• **Dataset entries**
========================================================================
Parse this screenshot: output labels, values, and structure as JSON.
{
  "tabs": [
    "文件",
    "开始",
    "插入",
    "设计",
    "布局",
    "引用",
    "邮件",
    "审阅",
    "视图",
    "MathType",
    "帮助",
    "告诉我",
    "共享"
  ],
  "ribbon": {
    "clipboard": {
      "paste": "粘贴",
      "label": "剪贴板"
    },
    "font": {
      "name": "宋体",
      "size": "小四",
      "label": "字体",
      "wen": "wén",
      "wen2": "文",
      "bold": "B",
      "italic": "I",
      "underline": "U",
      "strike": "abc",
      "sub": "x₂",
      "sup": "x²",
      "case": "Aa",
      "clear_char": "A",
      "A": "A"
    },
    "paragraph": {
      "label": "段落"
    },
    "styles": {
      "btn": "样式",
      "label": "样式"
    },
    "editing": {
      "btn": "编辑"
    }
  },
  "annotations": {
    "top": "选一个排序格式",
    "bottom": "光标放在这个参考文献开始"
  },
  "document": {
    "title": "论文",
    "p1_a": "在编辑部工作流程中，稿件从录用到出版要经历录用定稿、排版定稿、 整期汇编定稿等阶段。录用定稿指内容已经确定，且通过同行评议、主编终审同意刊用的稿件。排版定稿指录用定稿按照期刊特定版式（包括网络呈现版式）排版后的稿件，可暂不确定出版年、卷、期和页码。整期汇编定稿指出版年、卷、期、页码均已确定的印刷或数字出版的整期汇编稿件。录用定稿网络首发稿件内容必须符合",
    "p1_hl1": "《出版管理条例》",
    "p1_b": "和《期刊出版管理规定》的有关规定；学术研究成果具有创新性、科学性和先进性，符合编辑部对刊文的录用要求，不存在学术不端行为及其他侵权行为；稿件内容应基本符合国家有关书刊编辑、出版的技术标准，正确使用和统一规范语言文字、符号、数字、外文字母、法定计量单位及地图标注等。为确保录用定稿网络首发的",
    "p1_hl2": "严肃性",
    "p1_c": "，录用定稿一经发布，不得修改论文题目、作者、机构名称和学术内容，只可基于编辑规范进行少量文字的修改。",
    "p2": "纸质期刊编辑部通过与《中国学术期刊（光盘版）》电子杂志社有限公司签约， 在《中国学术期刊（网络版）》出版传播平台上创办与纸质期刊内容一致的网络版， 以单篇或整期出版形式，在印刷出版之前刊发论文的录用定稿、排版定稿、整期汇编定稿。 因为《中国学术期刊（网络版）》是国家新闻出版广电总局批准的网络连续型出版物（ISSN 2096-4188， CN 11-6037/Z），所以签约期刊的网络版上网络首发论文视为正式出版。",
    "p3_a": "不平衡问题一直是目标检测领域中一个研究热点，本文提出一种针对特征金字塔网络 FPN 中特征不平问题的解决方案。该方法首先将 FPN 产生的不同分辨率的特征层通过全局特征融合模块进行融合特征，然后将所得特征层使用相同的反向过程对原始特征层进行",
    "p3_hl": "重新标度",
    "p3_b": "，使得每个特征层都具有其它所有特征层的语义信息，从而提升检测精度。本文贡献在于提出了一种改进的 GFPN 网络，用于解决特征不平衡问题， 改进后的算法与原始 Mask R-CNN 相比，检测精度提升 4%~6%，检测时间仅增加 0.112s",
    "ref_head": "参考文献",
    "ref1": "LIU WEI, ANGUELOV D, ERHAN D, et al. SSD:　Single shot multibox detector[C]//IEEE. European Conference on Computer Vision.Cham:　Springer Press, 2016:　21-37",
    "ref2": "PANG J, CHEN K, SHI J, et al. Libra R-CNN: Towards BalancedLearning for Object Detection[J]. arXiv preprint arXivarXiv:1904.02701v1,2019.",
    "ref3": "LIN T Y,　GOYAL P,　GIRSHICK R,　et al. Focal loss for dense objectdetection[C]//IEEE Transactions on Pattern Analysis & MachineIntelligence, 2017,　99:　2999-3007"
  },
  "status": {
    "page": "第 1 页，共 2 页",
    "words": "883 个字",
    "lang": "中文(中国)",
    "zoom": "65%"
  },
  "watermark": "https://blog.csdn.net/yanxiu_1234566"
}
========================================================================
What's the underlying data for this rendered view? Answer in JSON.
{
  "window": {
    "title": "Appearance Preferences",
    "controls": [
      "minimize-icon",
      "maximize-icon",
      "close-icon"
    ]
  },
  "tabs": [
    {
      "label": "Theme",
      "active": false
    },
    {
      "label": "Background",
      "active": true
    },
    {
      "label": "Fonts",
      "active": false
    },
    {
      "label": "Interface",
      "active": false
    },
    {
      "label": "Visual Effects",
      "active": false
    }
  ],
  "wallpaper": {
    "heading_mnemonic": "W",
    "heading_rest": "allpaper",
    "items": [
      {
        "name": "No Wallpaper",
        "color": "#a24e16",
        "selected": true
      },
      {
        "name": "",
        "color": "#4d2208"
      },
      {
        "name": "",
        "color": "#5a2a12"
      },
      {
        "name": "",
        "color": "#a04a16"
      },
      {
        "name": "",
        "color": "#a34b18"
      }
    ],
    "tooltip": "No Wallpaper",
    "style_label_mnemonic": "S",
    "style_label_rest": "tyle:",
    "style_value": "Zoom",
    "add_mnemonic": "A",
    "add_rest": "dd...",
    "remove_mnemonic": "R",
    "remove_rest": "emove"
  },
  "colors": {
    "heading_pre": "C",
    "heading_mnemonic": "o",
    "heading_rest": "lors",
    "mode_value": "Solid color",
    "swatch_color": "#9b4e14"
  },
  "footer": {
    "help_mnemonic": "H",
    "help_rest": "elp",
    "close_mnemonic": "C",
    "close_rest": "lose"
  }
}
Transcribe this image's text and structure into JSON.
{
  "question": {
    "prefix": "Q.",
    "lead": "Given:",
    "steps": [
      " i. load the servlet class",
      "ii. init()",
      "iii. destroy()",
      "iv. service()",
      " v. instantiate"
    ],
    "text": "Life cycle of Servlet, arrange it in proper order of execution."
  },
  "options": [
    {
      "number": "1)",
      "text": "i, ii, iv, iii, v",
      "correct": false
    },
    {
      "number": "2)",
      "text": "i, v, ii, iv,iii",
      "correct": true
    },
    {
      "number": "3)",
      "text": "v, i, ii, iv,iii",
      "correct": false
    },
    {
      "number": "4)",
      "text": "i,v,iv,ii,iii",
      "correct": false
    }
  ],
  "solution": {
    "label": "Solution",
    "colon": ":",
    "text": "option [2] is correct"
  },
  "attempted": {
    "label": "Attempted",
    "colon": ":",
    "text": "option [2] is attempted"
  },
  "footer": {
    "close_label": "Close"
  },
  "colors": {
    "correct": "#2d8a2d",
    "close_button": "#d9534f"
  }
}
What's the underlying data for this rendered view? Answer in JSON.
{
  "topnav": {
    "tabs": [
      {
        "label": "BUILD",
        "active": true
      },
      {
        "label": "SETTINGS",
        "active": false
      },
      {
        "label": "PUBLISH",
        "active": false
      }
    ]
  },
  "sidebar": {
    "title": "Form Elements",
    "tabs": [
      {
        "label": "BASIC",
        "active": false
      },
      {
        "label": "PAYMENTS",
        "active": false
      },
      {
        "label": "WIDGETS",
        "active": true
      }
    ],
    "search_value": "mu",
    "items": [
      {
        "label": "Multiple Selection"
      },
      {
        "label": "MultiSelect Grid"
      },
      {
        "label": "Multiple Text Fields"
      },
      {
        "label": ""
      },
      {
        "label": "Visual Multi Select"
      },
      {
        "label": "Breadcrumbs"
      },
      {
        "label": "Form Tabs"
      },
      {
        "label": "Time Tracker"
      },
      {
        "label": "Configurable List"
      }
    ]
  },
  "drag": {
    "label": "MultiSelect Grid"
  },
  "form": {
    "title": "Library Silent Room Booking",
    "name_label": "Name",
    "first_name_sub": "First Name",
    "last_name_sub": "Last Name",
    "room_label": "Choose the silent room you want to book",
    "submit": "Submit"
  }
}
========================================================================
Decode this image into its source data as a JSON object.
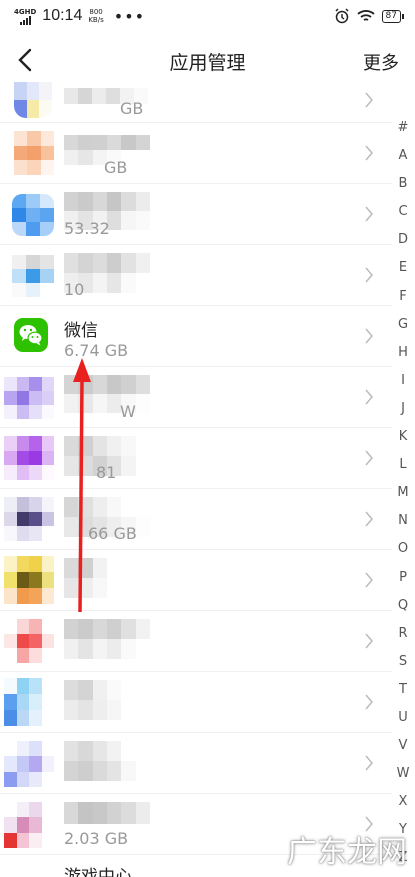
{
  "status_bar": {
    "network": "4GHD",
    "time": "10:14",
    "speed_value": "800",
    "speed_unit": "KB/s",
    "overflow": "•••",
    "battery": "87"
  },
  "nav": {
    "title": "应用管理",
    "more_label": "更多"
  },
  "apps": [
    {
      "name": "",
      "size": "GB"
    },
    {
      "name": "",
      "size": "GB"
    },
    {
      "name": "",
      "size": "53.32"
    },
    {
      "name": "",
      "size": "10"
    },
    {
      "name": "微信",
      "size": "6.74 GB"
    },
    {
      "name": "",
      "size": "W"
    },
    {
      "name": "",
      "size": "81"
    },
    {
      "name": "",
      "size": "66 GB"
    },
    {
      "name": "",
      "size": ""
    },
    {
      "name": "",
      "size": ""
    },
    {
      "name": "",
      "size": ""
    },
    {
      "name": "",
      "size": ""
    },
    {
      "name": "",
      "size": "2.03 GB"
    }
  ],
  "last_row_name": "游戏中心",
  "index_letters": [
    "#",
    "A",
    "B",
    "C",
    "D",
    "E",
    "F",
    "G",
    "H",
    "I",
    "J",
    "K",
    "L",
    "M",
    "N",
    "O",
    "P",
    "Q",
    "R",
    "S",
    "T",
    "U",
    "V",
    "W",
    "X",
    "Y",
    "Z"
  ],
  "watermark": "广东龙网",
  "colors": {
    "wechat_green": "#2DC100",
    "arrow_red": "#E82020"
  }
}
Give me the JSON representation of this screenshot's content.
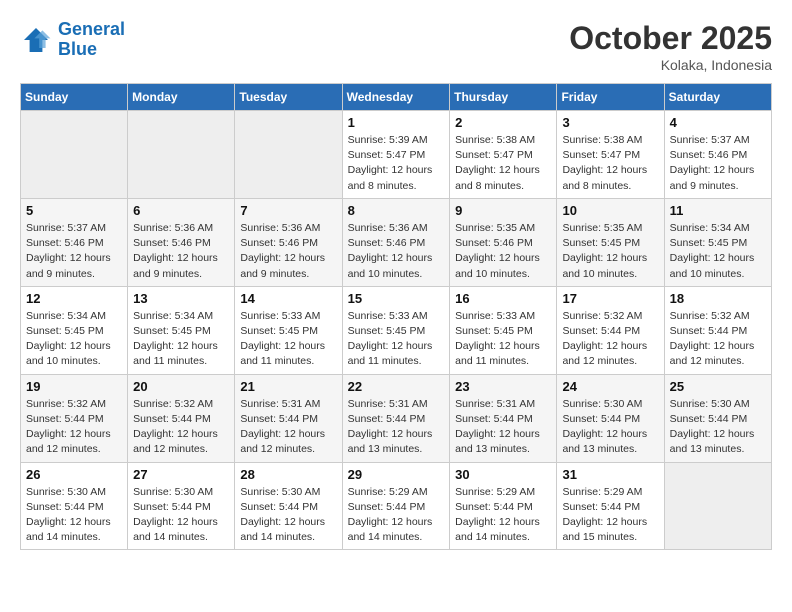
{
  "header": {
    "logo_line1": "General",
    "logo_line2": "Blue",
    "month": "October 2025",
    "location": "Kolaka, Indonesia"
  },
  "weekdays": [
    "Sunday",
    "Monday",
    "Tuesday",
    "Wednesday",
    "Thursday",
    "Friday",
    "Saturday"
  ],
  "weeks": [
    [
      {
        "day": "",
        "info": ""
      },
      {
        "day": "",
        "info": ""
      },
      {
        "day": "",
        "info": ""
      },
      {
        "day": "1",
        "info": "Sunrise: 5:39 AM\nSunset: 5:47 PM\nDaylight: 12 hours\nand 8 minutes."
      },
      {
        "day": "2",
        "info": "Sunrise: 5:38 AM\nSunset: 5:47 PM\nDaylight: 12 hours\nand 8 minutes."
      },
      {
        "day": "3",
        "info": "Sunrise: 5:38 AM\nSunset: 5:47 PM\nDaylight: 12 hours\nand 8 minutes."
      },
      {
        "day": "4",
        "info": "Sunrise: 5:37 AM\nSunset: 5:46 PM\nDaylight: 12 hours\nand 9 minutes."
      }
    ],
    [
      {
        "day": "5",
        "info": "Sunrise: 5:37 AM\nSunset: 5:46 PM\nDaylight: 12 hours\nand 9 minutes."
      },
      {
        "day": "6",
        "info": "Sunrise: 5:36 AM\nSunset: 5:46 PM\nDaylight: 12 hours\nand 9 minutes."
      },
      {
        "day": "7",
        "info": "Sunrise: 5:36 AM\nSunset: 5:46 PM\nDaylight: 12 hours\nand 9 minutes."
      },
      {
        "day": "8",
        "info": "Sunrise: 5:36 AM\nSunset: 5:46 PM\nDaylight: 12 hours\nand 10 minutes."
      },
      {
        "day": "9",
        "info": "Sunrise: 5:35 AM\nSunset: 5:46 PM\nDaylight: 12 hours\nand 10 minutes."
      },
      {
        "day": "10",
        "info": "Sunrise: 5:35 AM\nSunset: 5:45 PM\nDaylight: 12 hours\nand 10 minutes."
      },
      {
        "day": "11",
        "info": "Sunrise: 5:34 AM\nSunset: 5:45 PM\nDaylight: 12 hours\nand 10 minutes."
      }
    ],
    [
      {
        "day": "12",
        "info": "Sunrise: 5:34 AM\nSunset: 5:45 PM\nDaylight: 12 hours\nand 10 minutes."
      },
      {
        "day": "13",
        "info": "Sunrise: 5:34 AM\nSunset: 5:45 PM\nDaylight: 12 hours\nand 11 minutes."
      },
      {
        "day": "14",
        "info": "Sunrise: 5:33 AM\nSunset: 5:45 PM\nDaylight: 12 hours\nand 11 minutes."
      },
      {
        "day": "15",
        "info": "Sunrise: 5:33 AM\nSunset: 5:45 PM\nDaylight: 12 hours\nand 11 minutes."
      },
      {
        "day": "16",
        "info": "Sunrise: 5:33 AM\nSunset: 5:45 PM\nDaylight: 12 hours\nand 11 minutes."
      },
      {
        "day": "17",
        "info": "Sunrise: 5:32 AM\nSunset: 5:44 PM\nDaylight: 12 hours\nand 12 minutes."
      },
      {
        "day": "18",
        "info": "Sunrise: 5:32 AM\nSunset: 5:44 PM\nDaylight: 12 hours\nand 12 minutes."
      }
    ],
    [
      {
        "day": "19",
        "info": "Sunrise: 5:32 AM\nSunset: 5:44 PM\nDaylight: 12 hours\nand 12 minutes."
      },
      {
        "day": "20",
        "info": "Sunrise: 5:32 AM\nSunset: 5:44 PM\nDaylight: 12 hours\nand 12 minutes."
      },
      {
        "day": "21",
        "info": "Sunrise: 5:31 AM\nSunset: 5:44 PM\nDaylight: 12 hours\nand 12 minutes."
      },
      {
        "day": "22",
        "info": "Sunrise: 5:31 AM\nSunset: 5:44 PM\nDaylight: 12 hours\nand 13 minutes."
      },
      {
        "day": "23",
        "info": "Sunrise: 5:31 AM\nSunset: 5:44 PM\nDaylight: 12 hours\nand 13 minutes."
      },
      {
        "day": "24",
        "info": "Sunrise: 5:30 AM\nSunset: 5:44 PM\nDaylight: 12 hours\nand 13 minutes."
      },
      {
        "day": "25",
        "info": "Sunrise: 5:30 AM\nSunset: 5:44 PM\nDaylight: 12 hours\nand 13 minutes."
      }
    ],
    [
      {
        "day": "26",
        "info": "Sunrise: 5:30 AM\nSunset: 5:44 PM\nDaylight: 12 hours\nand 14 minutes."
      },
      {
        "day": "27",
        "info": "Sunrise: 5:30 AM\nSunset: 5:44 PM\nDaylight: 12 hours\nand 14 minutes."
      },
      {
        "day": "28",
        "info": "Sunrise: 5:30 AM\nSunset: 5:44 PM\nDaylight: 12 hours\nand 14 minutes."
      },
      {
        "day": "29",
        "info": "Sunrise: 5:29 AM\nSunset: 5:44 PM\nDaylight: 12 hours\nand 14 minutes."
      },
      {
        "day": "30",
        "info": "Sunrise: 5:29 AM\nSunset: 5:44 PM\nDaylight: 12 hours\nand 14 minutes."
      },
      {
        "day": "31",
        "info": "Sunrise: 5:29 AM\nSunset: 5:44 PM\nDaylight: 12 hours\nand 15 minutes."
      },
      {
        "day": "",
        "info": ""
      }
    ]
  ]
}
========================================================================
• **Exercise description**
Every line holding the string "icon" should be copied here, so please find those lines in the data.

• **Result for this task**
      "minimize-icon",
      "maximize-icon",
      "close-icon"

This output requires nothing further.